Species:
Dermacentor variabilis (Say)

American Dog Tick Adult male and female

Description:
American dog tick males vary in ornation presenting a pale brown to gray base color overlayed with a creamy-yellow and mottled pattern. Males range 1.5-5 mm long and 1-4 mm wide, and the body shape narrows considerably towards the head. Adult females are longer than wide (ranging 2.5-7 mm long and 2-5 mm wide), present a dark brown body with a cream color dorsal shield or scutum, patterned with dark brown markings. Blood-fed females are capable of expanding their cuticle up to 15 mm long and 10 mm wide, and weights of engorged females may exceed 1 gram.
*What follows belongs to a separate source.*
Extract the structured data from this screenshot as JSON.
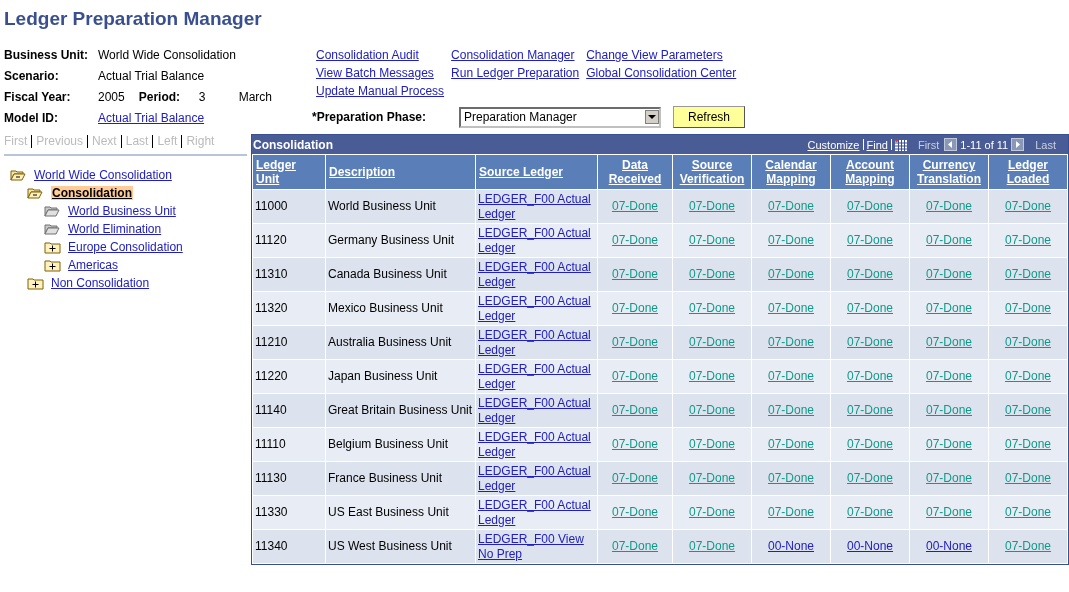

Larvae are pin-head in size (measuring approx. 0.60 mm long by 0.40 mm wide) and are typically straw colored when unfed. Bodies of unfed nymphs are generally twice as large as larvae (0.9 x 0.8 mm, L x W), pale yellow-brown in color and topped with a brick-red colored scutum.

LST Distribution

Distribution:
In the US, the American dog tick ranges from the coastal Atlantic states south and westward to the Panhandle and Trans-Pecos regions of Texas, and northward to eastern and south-central Montana. Along the Pacific coast, this tick is present through the western half of California and may be found northward into areas of Oregon and Washington. This tick is also reported in parts of Canada and Mexico.

Hosts: Larvae and nymphs prefer small mammals including numerous rodent species, rabbits, cats, sheep, cattle, feral swine, and dogs. Adults prefer canids (coyotes & dogs), but are known to feed on cattle, horses, raccoons, oppossum, and humans.

Biology: The American dog tick exhibits a three-host tick life cycle. In warmer regions of its southern range all three stages may be active on hosts throughout the year with a pronounced increase of occurrence during spring. In northern regions, larvae and nymphs are active spring to autumn while adult questing appears to be highest in spring. Gravid females may lay from 4000 - 6500 eggs.

Associated Disease Pathogens:
This species is considered the primary vector of Rocky Mountain Spotted Fever (RMSF), affecting humans and companion animals in the eastern, central, and southern US. This tick is also reported to transmit tularemia, tick paralysis, and has been found to experimentally transmit Anaplasma marginale (anaplasmosis) to cattle, and Theileria equi to horses.

Similar Species: Adults appear similar in appearance to the Gulf Coast tick (Amblyomma maculatum), but have shorter mouthparts and are usually somewhat darker in color.